By: Gerhard van Vuuren
In this issue I will be building and finishing the interior, including the scratch building of a load bed. I will also do some work on the motor as well as the fitting of new Corvette engine parts. Well, there is a lot of work to cover, so here goes.
Seats, door panels and dash
The stock interior will be finished in white and coral blue to match the exterior finish of the car. After cleaning up the dash top and bottom, steering wheel and column, front seat and door panels, I gave the whole lot a good coat of Tamiya Fine White Primer. After the primer dried, I gave every interior part (except the dash, steering column and steering wheel) two coats of Tamiya Pure White. Once the white dried, I masked off the parts of the door panels and seat that had to remain white and then sprayed everything, including the dash, steering wheel and column, Tamiya Coral Blue. After the blue had dried for about 15 minutes, the masking was removed and the painted parts set aside to dry completely for 24 hours.
After the paint cured I painted the centre buttons on the backrest of the seat silver and highlighted the recessed detail in the pleats with a light blue pencil (Fig 1). I detail-painted the various handles on the door panels in silver and added the top trim on the doors and the air vents in the kick panels in semi-gloss black (Fig 2). Lastly, I assembled the dash top and bottom after sandwiching the chrome centre piece between them. I added a black wash to the chrome panel to highlight the details and picked out the dash knobs and switches in silver (Fig 3). I also painted the horn ring, turn signal stalk and gear lever silver.
To create a load bed for the car, I first glued the rear seatback into the folded position on the floor. I then applied masking tape to the whole area and trimmed it to shape with a sharp hobby knife to create a template for the load bed (Fig 4). I then carefully removed the tape template and transferred it to a piece of plastic sheet (Fig 5), and carefully cut out the shape from the plastic, using the template as a guide. In Fig 6, the cut-out load bed is test-fitted to the floor. After finessing it with a sanding stick, I proceeded to paint it to create a wood effect as described in my article on the F100 Cobra truck build some time ago. I created a woodgrain pattern in the plastic using a piece of 200 grit sandpaper. I also scratch-built a headache bar from plastic beam and rod to protect the driver from cargo flying forward during an emergency stop and painted it coral blue. In Fig 7 you can see the finished load bed. After that, I flocked the carpet in black Detail Master flocking and assembled the interior (Fig 8).
Radiator and motor
I painted the Corvette radiator in aluminium and added a black wash to give some depth to the detail. The radiator shroud was painted semi-gloss black and the electric fan yellow to create some visual interest. In Fig 9 you can see the finished assembly. I then carefully epoxied the assembly to the radiator wall using the five-minute curing time of the epoxy to make sure the assembly was perfectly square and in alignment (Fig 10).
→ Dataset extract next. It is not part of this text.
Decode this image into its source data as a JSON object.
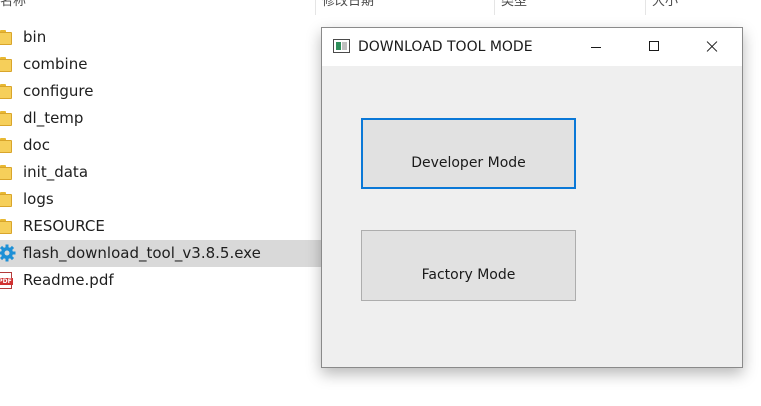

At the last moment, I decided to use the TPI fuel injection setup of the donor Corvette motor. I reasoned that in real life it would be a bit more reliable and fuel efficient as well as provide a few more horses. Modifications to the stock injection will be restricted to a resin- cast high-capacity cone air filter (Fig 11). The drive belt of the serpentine drive was painted in rubber black and the power steering and air-conditioning pumps in titanium silver. The pulleys and inlet manifold were painted aluminium and the chromed fuel injection runners received a coat of semi-gloss clear to create a polished aluminium effect. I wired the HEI distributor with yellow wrapping wire after I painted the distributor black. The oil filter was painted orange to simulate a Fram filter. I also picked out the oil filler cap on the Corvette valve cover in semi-gloss black. In Figures 12 and 13 you can see the assembled motor. At this stage, the intake plenum still has to be fitted as well as the exhaust manifolds.
In the next issue, I will wrap up the build, covering the suspension, brakes, wheels and body trim and final assembly.